When finished, that cradle had sat in pride of place, ready to receive the son or daughter; the first of many, God willing.
It had never been used. The day after he returned from Cartersville, it had been gone from their room along with the drawer full of baby things she had left behind which had smelled of the lavender sachets she had tucked among them. He had not asked what had become of these things, just been pathetically grateful that someone had spared him this heartbreaking task.
Several months later, he had come across the cradle stored in the attic, hidden under a tarp already gathering dust. One touch and the memories had come flooding back; the joy on her face when she had told him she was with child, the quiet contentment that had settled on her as she grew rounder. Never had a child been more eagerly anticipated.
Then he had been forced to make a decision, the only one he believed he could make in all clear conscious. He had been selfish, ignoring her wishes because he needed her, needed them, to be safe. In the end, he had lost everything.
Anguish and guilt nearly drove him to his knees. Roughly jerking the tarp back into place, he had left the room without a backward glance. Although he could never bring himself to dispose of the cradle, he had never looked at it again.
The irony of it was their child, their son, had lived but had been taken beyond his reach. Just as he had been too late to be with her, he had been too late to stop her father from spiriting away their baby.
In time, he forged his grief and anger into a steely determination to reclaim his stolen son but with each setback, he became more bitter and withdrawn. Then, unexpectedly, a second chance at love reminded him of what he could have again and not just of what he had lost.
Her passion for life left him breathless and she became pregnant almost immediately. Fear tempered his happiness and made him vigilant and overprotective. She once chided him for watching her like she was one of his prize mares about to drop its foal. She would playfully mimic his stern features and wag a disapproving finger in his face before relenting and acknowledging his concerns. She was fine, she would say, both her and the bebe. She was a veritable whirlwind of motion, caught up in her plans for the holiday, their first as a family.

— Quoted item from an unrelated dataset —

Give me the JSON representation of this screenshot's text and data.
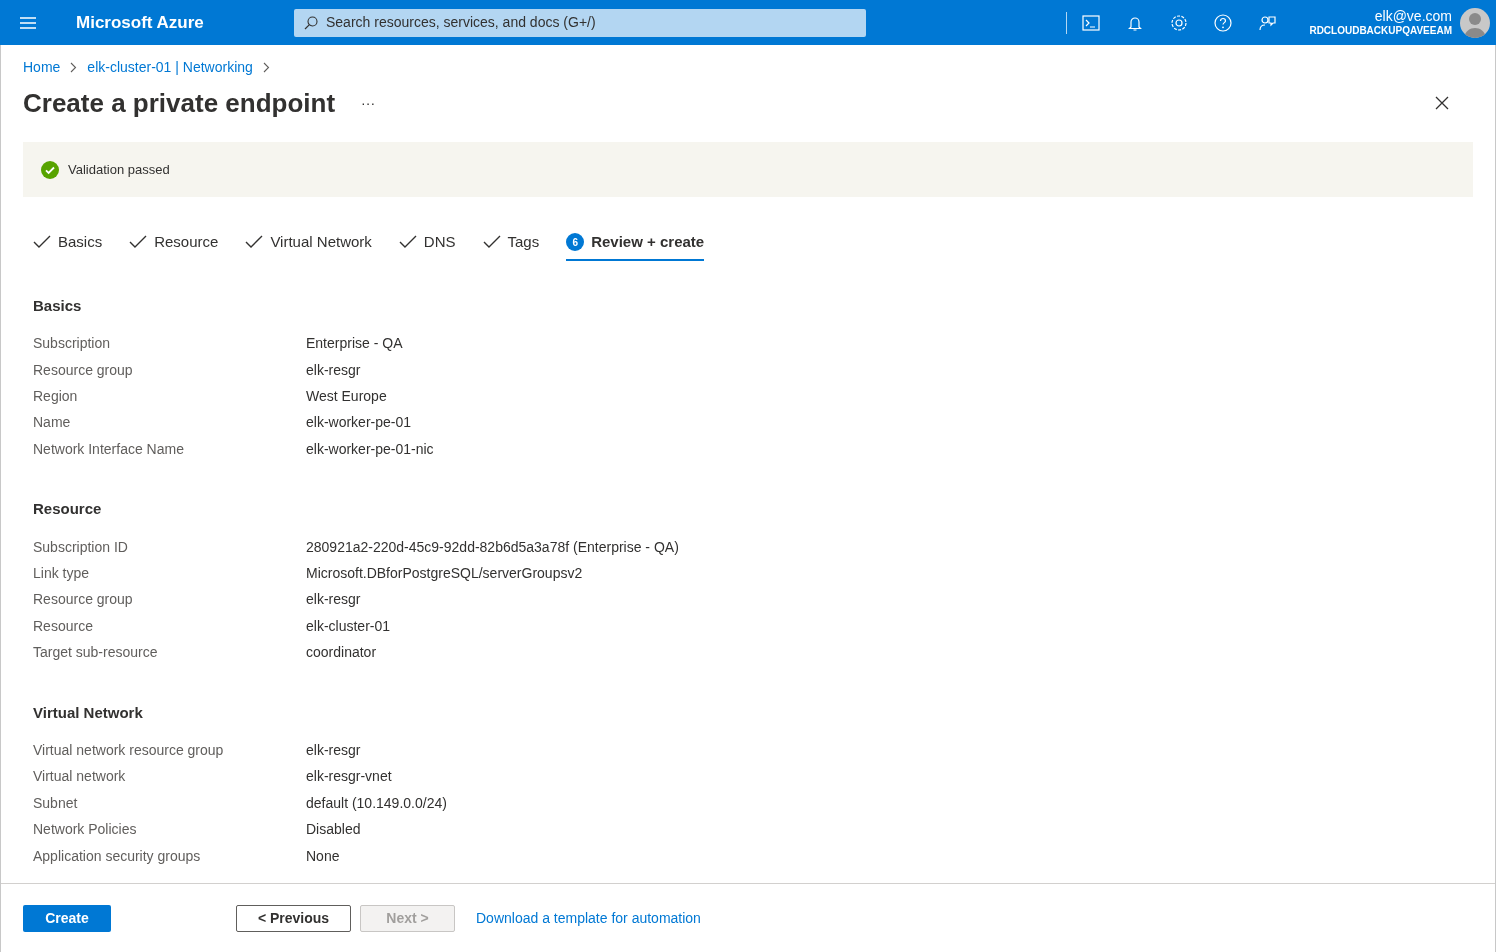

But history seemed determined to repeat itself. The baby was not due until well after the first of the year. The pregnancy had been textbook, no complications or surprises so as a result, they were totally unprepared for when her pains came upon her almost a month early.
The welcome appearance of Sam Jenkins a few hours later had done little to alleviate his panic. As if reading his mind, Sam had squeezed his shoulder in unspoken reassurance even while grumbling good-naturedly about the predilection of babies to come in the middle of the night.
Banished from their room, he had nervously paced the length of the Great Room, spurred on by the sounds filtering down from the upper floor. He told himself this was not like before; Sam was here ably assisted by their housekeeper and a wife of one of the vaqueros. They were not in the back of a wagon by the side of the road in the middle of nowhere…
The cries of a newborn, tentative at first but rapidly gaining in strength had him taking the stairs two at a time.
Duties and responsibilities did not stop because of the birth of a baby not even his own. He had been out most of the day not only supervising the work necessary for the smooth running of the ranch but also seeing to the final preparations for tomorrow. He returned, dirty and exhausted, to find the two of them already asleep. After cleaning up, he had settled in his chair to spend some time with his son.
Fascinated, he watched as one incredibly tiny fist emerged from the blankets to waver in the air. When a frown creased the wizened features he moved quickly to forestall a possible eruption of infant displeasure. Easing one hand under his son's head to support his neck and the other under his behind, he carefully lifted him from the cradle then resumed his seat.
It felt right, holding his son. He remembered how frightened he had been when they had first placed him in his arms, afraid that he might somehow drop or otherwise injure the seemingly fragile infant. But all his doubts had quickly vanished to be replaced by an all-consuming, all-encompassing love. In that instant, he knew that there was nothing, nothing he would not do to protect this child.
The baby yawned then slowly opened his eyes. Father and son regarded each other solemnly. He often regretted the stern upbringing that made it difficult for him to express his emotions but he found himself telling his son how much he loved him and his brother and that hopefully, this time next year, the two of them would be celebrating the holidays together.
The grandfather clock downstairs chimed the hour. He knew it was late but he wanted to be the first. His son would not remember this moment but that did not matter; he would. He held his son closer, his breath stirring the silky black hair as he bent to press a kiss to his forehead. Laying his cheek next to his son's, inhaling the scent of him, he whispered into his ear, “Merry Christmas, Johnny.”